Clinical signs of leptospirosis include lethargy, depression, anorexia, vomiting, dehydration and fever. Renomegaly and abdominal pain also are common. Some dogs have CNS involvement, including neck pain, ataxia or seizures. Icterus may be present in dogs with hepatic involvement.
Leukocytosis and thrombocytopenia are the most common abnormalities on the hemogram. Abnormalities in serum chemistries include azotemia, hyperphosphatemia, metabolic acidosis and elevated liver enzymes. Vomiting often causes hyponatremia, hypochloremia and hypokalemia, but hyperkalemia may be present in severe cases with acute renal failure. Urinalysis reveals casts, renal tubular epithelial cells, blood cells, glucosuria, proteinuria and bilirubinuria. Specific gravity is usually <1.020. Darkfield microscopy of the urine may reveal spirochetes, but these cannot be differentiated from Borrelia spirochetes. Because of periodic shedding, a negative darkfield microscopy does not rule out leptospirosis.
Thoracic radiographs may reveal a reticulonodular pattern with a caudo-dorsal distribution. These pulmonary changes are thought to be secondary to vasculitis and/or pulmonary hemorrhage. Abdominal ultrasound study often reveals bilateral renomegaly with hyperechogenicity of the renal cortices. There may be a medullary band of hyperechogenicity and dilation of the renal pelvises.
The microscopic agglutination test (MAT) is the most common serologic test employed for diagnosis. Multiple serovars are tested, and a single titer >1:800 associated with clinical signs is considered diagnostic. There is some cross reaction between serovars, and when several are positive, the one with the highest titer is considered to be the infective agent. Vaccination titers usually are low, ranging from 1:100 to 1:400. In acute disease, titers may be negative for seven to 10 days, and retesting in two to four weeks is recommended. Antibiotics will lower the magnitude of the titer.
An ELISA test is available for IgM and IgG antibodies, but does not delineate serovars or vaccine titers. The IgM titer is increased seven to 14 days post-infection, and the IgG titer is elevated two to three weeks post-infection.
A PCR test is available through some laboratories. It is especially useful for identifying early infections and carriers, and is considered sensitive and specific. Other methods of diagnosis include silver stains or immunohistochemistry of renal or hepatic biopsies with identification of the spirochetes on histopathologic sampling.
Treatment and precautions
Treatment of leptospirosis involves antibiotic therapy and supportive care for acute renal failure. Early antibiotic therapy inhibits multiplication of the organism and limits the hepatic and renal damage.

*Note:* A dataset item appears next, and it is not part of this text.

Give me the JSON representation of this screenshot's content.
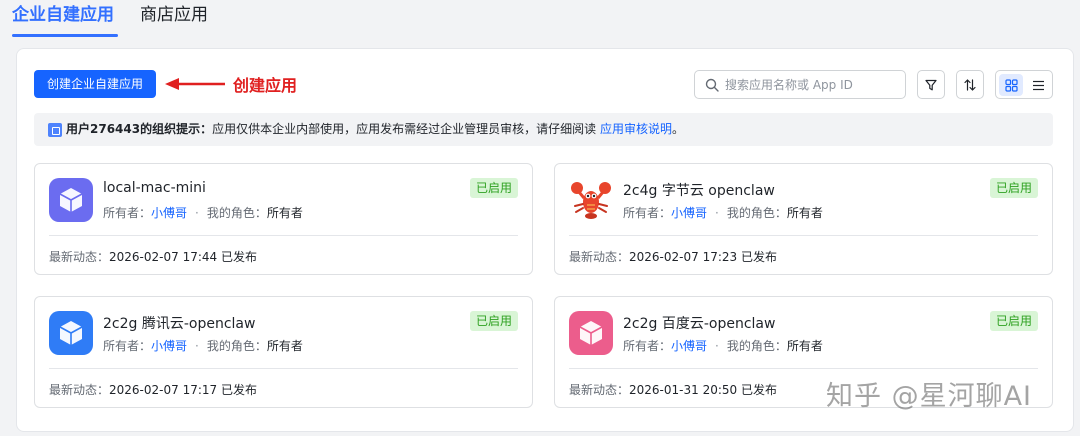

Initial antibiotics of choice are either penicillin G (25,000-40,000 U/kg SC, IM, or IV q 8 h) or ampicillin (22 mg/kg PO, SC, or IV q 8 h) for 14 days to eliminate leptospiremia. A second course of antibiotics is required to eliminate the carrier state. This is accomplished by administering doxycycline at a dosage of 5 mg/kg PO q 12 h for 2 weeks.
Because leptospirosis is a zoonotic disease, the following precautions should be taken when handling suspect cases:
Supportive care for acute renal failure involves the following recommendations:
A new vaccine is available that protects against serovars pomona and grippotyphosa as well as icterohemorrhagiae and canicola.
Dr. Hoskins is owner of Docu-Tech Services. He is a diplomate of the American College of Veterinary Internal Medicine with specialities in small animal pediatrics. He can be reached at (225) 955-3252, fax: (214) 242-2200 or e-mail: [email protected]